- _SUPPLIED MATERIAL_:
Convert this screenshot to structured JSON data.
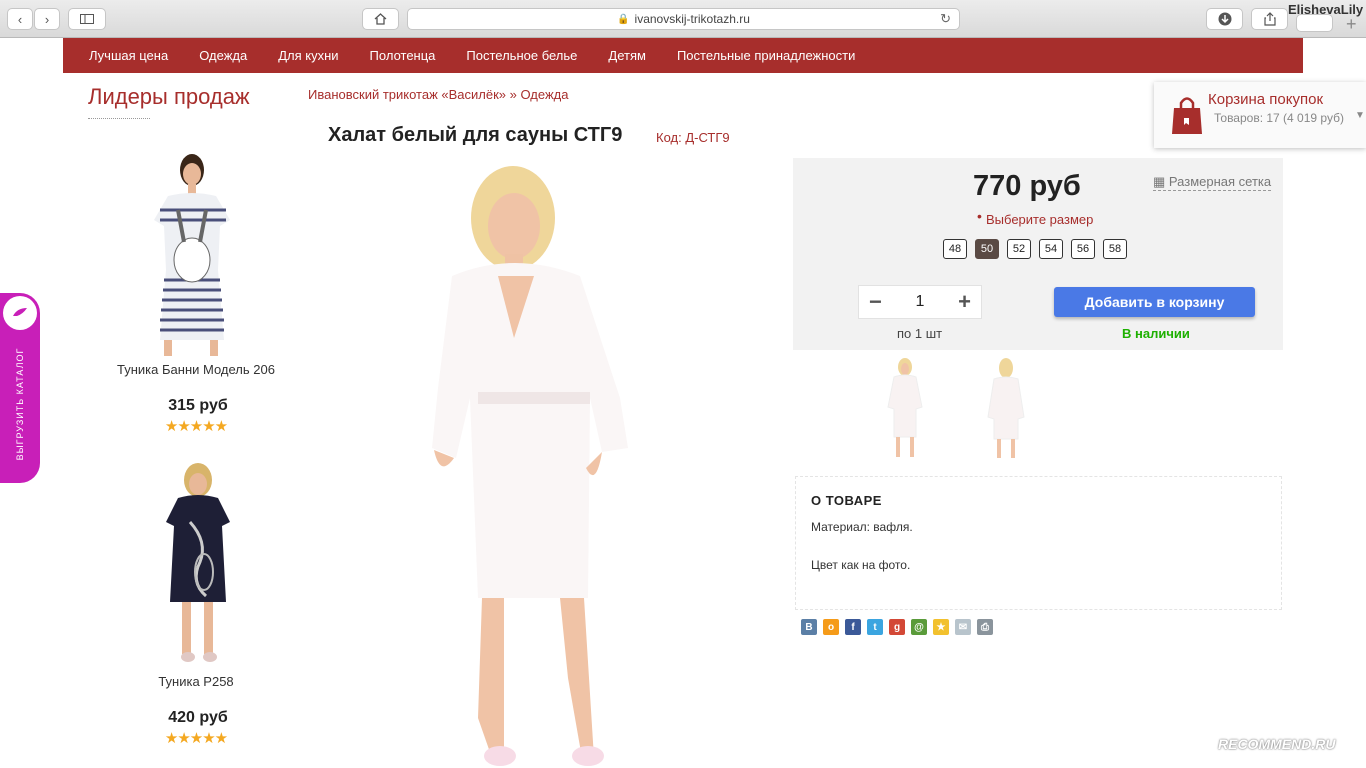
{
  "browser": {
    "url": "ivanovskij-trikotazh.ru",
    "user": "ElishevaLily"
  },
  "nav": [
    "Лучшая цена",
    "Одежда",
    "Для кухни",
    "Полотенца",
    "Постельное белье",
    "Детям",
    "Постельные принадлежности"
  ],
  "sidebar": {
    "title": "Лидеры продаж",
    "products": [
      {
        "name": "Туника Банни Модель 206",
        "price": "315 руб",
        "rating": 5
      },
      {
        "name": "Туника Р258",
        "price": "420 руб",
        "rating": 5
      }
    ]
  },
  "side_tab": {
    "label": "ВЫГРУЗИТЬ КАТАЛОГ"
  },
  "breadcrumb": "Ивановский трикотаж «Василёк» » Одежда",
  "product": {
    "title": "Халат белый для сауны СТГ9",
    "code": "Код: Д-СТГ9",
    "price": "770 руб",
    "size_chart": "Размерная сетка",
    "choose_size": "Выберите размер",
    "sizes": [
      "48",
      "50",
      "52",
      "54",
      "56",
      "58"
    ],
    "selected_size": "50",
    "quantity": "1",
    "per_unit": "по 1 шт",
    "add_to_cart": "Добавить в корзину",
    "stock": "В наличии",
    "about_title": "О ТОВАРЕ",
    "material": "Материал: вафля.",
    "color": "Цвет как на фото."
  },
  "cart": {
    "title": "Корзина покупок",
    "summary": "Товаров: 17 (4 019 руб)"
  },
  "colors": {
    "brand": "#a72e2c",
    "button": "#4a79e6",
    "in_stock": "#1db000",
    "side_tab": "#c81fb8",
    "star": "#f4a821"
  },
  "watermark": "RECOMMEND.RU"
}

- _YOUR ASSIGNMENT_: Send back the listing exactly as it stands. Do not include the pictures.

- _SOLVED EXERCISE_:
Convert this screenshot to structured JSON data.
{
  "browser": {
    "url": "ivanovskij-trikotazh.ru",
    "user": "ElishevaLily"
  },
  "nav": [
    "Лучшая цена",
    "Одежда",
    "Для кухни",
    "Полотенца",
    "Постельное белье",
    "Детям",
    "Постельные принадлежности"
  ],
  "sidebar": {
    "title": "Лидеры продаж",
    "products": [
      {
        "name": "Туника Банни Модель 206",
        "price": "315 руб",
        "rating": 5
      },
      {
        "name": "Туника Р258",
        "price": "420 руб",
        "rating": 5
      }
    ]
  },
  "side_tab": {
    "label": "ВЫГРУЗИТЬ КАТАЛОГ"
  },
  "breadcrumb": "Ивановский трикотаж «Василёк» » Одежда",
  "product": {
    "title": "Халат белый для сауны СТГ9",
    "code": "Код: Д-СТГ9",
    "price": "770 руб",
    "size_chart": "Размерная сетка",
    "choose_size": "Выберите размер",
    "sizes": [
      "48",
      "50",
      "52",
      "54",
      "56",
      "58"
    ],
    "selected_size": "50",
    "quantity": "1",
    "per_unit": "по 1 шт",
    "add_to_cart": "Добавить в корзину",
    "stock": "В наличии",
    "about_title": "О ТОВАРЕ",
    "material": "Материал: вафля.",
    "color": "Цвет как на фото."
  },
  "cart": {
    "title": "Корзина покупок",
    "summary": "Товаров: 17 (4 019 руб)"
  },
  "colors": {
    "brand": "#a72e2c",
    "button": "#4a79e6",
    "in_stock": "#1db000",
    "side_tab": "#c81fb8",
    "star": "#f4a821"
  },
  "watermark": "RECOMMEND.RU"
}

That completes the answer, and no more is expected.